_Work instructions_
When you return the data, keep each character exactly as it appears.

• • • •

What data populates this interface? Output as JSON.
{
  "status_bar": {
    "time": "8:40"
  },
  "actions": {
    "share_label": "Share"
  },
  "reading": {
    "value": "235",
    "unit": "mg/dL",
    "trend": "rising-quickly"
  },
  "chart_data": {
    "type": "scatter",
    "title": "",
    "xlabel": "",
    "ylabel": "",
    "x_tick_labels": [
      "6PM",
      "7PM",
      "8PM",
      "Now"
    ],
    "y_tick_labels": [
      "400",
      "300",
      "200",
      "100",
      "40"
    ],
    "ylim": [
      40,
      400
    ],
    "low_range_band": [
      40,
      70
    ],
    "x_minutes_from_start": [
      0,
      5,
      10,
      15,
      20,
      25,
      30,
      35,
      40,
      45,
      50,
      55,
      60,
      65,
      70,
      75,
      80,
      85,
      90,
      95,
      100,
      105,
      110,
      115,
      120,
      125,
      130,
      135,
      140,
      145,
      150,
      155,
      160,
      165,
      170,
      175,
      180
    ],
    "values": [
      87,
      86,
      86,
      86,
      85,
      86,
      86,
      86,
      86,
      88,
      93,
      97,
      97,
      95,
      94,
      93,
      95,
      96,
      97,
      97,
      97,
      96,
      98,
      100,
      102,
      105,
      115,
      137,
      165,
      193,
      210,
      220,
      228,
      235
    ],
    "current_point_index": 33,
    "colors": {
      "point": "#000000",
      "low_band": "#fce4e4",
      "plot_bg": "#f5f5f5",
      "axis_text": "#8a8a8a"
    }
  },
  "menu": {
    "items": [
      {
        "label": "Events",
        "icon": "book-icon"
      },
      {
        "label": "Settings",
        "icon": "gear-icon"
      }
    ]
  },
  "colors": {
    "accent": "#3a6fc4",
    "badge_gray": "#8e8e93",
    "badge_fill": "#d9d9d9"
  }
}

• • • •

_Response to the exercise_
What data populates this interface? Output as JSON.
{
  "status_bar": {
    "time": "8:40"
  },
  "actions": {
    "share_label": "Share"
  },
  "reading": {
    "value": "235",
    "unit": "mg/dL",
    "trend": "rising-quickly"
  },
  "chart_data": {
    "type": "scatter",
    "title": "",
    "xlabel": "",
    "ylabel": "",
    "x_tick_labels": [
      "6PM",
      "7PM",
      "8PM",
      "Now"
    ],
    "y_tick_labels": [
      "400",
      "300",
      "200",
      "100",
      "40"
    ],
    "ylim": [
      40,
      400
    ],
    "low_range_band": [
      40,
      70
    ],
    "x_minutes_from_start": [
      0,
      5,
      10,
      15,
      20,
      25,
      30,
      35,
      40,
      45,
      50,
      55,
      60,
      65,
      70,
      75,
      80,
      85,
      90,
      95,
      100,
      105,
      110,
      115,
      120,
      125,
      130,
      135,
      140,
      145,
      150,
      155,
      160,
      165,
      170,
      175,
      180
    ],
    "values": [
      87,
      86,
      86,
      86,
      85,
      86,
      86,
      86,
      86,
      88,
      93,
      97,
      97,
      95,
      94,
      93,
      95,
      96,
      97,
      97,
      97,
      96,
      98,
      100,
      102,
      105,
      115,
      137,
      165,
      193,
      210,
      220,
      228,
      235
    ],
    "current_point_index": 33,
    "colors": {
      "point": "#000000",
      "low_band": "#fce4e4",
      "plot_bg": "#f5f5f5",
      "axis_text": "#8a8a8a"
    }
  },
  "menu": {
    "items": [
      {
        "label": "Events",
        "icon": "book-icon"
      },
      {
        "label": "Settings",
        "icon": "gear-icon"
      }
    ]
  },
  "colors": {
    "accent": "#3a6fc4",
    "badge_gray": "#8e8e93",
    "badge_fill": "#d9d9d9"
  }
}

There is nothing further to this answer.